I read cozy and historical mysteries, a bit of Paranormal/UF, and to mix it up, I read science and gardening books on occasion.
This was one of the few remaining Whimsey books I had left to read; not being English by birth, and ignorant of the art behind bell ringing, I'd naturally thought this was a mystery about tailors; you know, those that produce clothing. I was set straight a few of years ago, and became determined to read it, because a mystery about bell ringing sounded a LOT more interesting.
Nine Tailors was both what I did and didn't expect. From what I'd picked up about bell ringing by osmosis, I knew it was going to be one of the more esoteric mysteries, so I was going to have to depend a lot on context, or spend a lot of time googling. But I didn't expect the almost thriller-ish pacing towards the end, especially as the rest of the book was almost languid in it's exploration of the murder of the stranger in the tower.
In a genre where Cabot Cover Syndrome abounds, with a dozen murders in a small town/village occurring within months is the norm, it's refreshing to pick up a golden age mystery where – time passes –. Indeed, it's 6 months or so before the readers are given a partial solution, and it's almost a year to the day before the true nature of the killing is understood.
If the esoteric nature of the plot aren't a barrier for the mystery lover, there's an outstanding mystery to be had. Several classic elements are here: coded messages, riddles, cold crimes, treasure, and intrigue in graveyards. It's not strictly a perfect mystery - the cold crime in question starts out with three men clearly involved, but later in the book that third man is discarded; this totally left me confused later in the book, forcing me to go back and re-read earlier sections to get back on track.

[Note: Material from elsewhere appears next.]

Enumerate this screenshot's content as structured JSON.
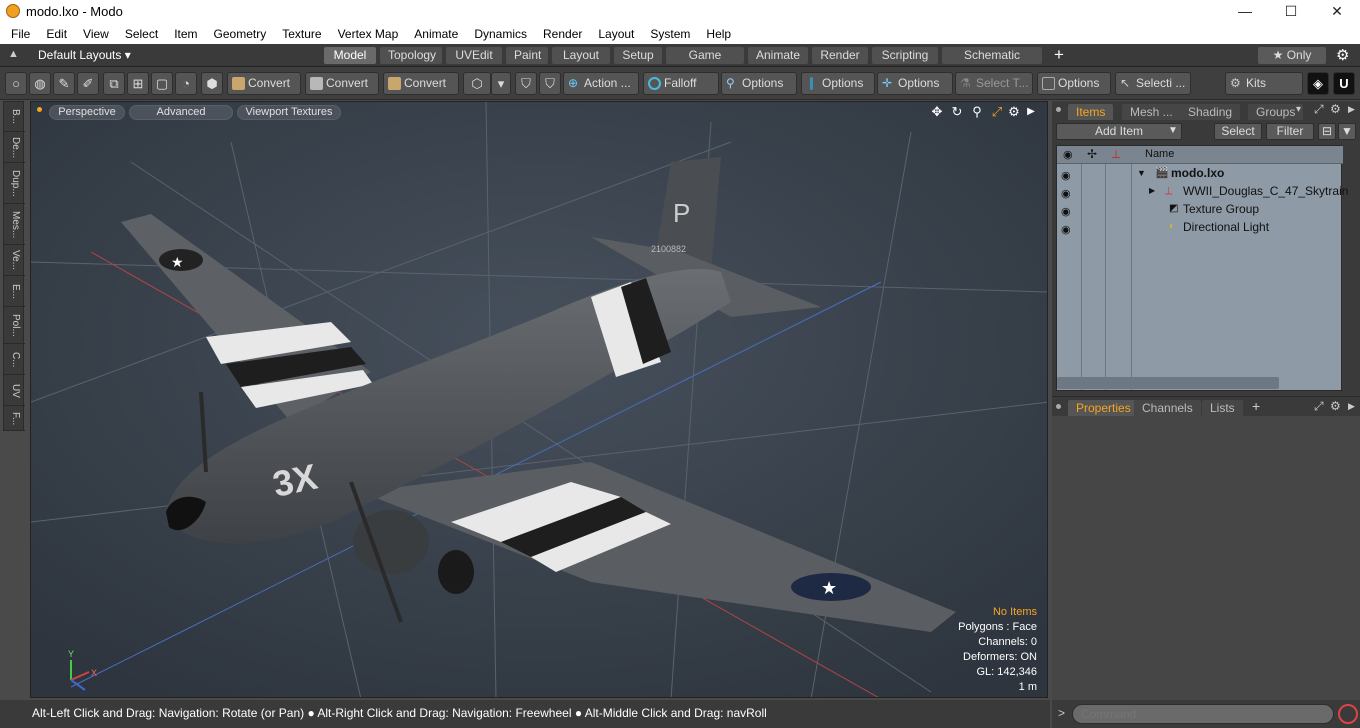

Ultimately, I figured out both identity and cause of death well before Whimsey, but it didn't affect my enjoyment of the story - indeed, Sayers, in all her mastery, created a fair play mystery where I, as a reader, was actively trying to figure it out, and I had the clues I needed to do it. But even more than this, Sayers created a story where I was invested in the village of Fenchurch St. Paul; I needed to know about the fate of the village and villagers more than I needed to know whether or not I was right. When Whimsey figured out how the man died, and I learned whether I was right or not, it was, as I believe Sayers intended, rather anticlimactic and merely a footnote in light of the events that came before.
I didn't go with a higher rating because I think I'm going to need to re-read this one in order to appreciate the work as a whole. There's a feeling that there's a complexity to the writing and story telling that I missed the first time around; I was too focused on the trees to fully appreciate the majesty of the forest. But even so, it's a book I would not hesitate to recommend to anyone who appreciates fine writing and an excellent mystery.